- **ABOUT THIS EXERCISE**: Without the pictures, copy the entries below word for word.

Stored items from a collection:
[Start of section]

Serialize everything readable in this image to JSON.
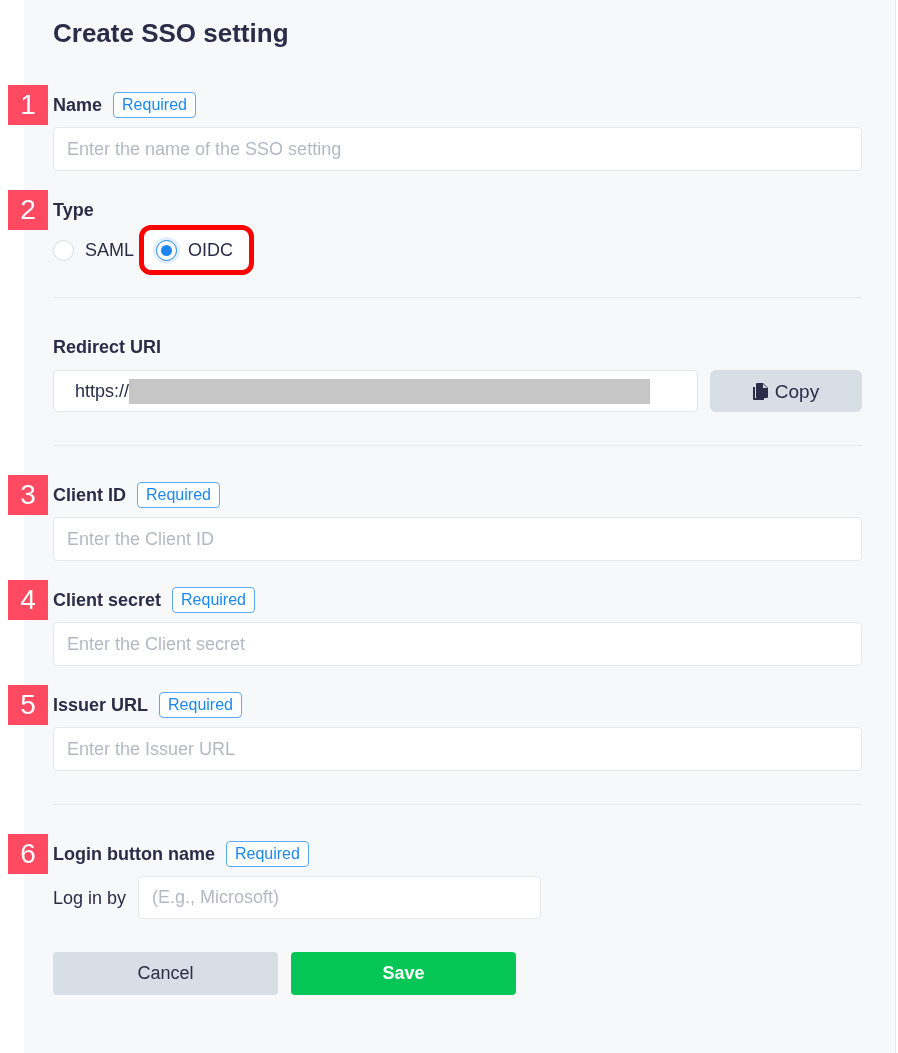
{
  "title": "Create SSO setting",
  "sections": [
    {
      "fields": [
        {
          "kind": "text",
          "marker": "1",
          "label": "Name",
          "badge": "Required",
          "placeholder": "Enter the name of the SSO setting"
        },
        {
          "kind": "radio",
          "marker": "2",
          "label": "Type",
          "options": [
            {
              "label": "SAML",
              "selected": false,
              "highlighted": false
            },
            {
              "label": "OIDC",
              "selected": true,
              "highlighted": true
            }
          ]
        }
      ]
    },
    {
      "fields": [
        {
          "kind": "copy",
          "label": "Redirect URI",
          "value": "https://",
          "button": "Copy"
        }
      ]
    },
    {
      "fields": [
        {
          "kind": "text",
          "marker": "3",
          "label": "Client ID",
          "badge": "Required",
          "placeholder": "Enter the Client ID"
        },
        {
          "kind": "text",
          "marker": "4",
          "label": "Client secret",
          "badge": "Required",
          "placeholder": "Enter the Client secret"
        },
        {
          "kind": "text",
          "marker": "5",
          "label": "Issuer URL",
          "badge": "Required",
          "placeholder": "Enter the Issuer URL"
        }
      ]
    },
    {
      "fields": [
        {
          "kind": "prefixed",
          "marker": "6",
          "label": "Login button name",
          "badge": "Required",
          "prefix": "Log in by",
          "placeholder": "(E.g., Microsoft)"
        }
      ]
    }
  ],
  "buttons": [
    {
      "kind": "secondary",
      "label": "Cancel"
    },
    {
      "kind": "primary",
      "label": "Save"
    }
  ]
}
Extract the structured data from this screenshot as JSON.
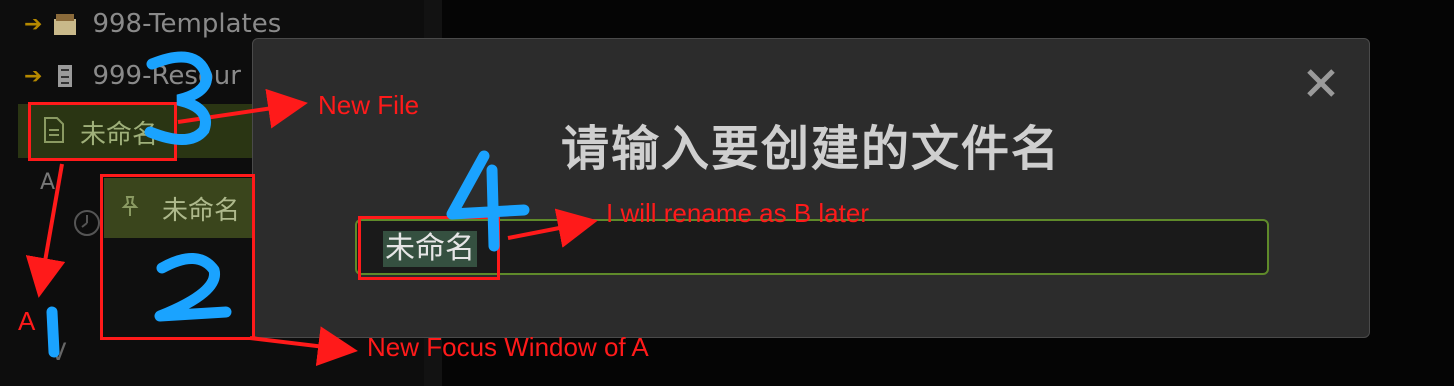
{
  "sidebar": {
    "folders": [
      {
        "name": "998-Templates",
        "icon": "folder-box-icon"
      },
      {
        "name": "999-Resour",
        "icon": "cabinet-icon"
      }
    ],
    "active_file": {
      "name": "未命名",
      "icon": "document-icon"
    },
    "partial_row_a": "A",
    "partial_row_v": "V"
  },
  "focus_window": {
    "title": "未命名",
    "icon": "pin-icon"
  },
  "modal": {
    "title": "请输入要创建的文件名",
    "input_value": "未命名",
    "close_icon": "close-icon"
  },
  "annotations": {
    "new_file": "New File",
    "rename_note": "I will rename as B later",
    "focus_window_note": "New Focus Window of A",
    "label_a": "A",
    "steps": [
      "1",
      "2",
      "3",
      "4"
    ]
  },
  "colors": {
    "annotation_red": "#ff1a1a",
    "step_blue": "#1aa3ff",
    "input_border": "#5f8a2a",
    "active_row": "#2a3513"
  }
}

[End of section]

- **RESULT OF THE TASK**:
Serialize everything readable in this image to JSON.
{
  "title": "Create SSO setting",
  "sections": [
    {
      "fields": [
        {
          "kind": "text",
          "marker": "1",
          "label": "Name",
          "badge": "Required",
          "placeholder": "Enter the name of the SSO setting"
        },
        {
          "kind": "radio",
          "marker": "2",
          "label": "Type",
          "options": [
            {
              "label": "SAML",
              "selected": false,
              "highlighted": false
            },
            {
              "label": "OIDC",
              "selected": true,
              "highlighted": true
            }
          ]
        }
      ]
    },
    {
      "fields": [
        {
          "kind": "copy",
          "label": "Redirect URI",
          "value": "https://",
          "button": "Copy"
        }
      ]
    },
    {
      "fields": [
        {
          "kind": "text",
          "marker": "3",
          "label": "Client ID",
          "badge": "Required",
          "placeholder": "Enter the Client ID"
        },
        {
          "kind": "text",
          "marker": "4",
          "label": "Client secret",
          "badge": "Required",
          "placeholder": "Enter the Client secret"
        },
        {
          "kind": "text",
          "marker": "5",
          "label": "Issuer URL",
          "badge": "Required",
          "placeholder": "Enter the Issuer URL"
        }
      ]
    },
    {
      "fields": [
        {
          "kind": "prefixed",
          "marker": "6",
          "label": "Login button name",
          "badge": "Required",
          "prefix": "Log in by",
          "placeholder": "(E.g., Microsoft)"
        }
      ]
    }
  ],
  "buttons": [
    {
      "kind": "secondary",
      "label": "Cancel"
    },
    {
      "kind": "primary",
      "label": "Save"
    }
  ]
}
Extract the structured data from this screenshot as JSON.
{
  "sidebar": {
    "folders": [
      {
        "name": "998-Templates",
        "icon": "folder-box-icon"
      },
      {
        "name": "999-Resour",
        "icon": "cabinet-icon"
      }
    ],
    "active_file": {
      "name": "未命名",
      "icon": "document-icon"
    },
    "partial_row_a": "A",
    "partial_row_v": "V"
  },
  "focus_window": {
    "title": "未命名",
    "icon": "pin-icon"
  },
  "modal": {
    "title": "请输入要创建的文件名",
    "input_value": "未命名",
    "close_icon": "close-icon"
  },
  "annotations": {
    "new_file": "New File",
    "rename_note": "I will rename as B later",
    "focus_window_note": "New Focus Window of A",
    "label_a": "A",
    "steps": [
      "1",
      "2",
      "3",
      "4"
    ]
  },
  "colors": {
    "annotation_red": "#ff1a1a",
    "step_blue": "#1aa3ff",
    "input_border": "#5f8a2a",
    "active_row": "#2a3513"
  }
}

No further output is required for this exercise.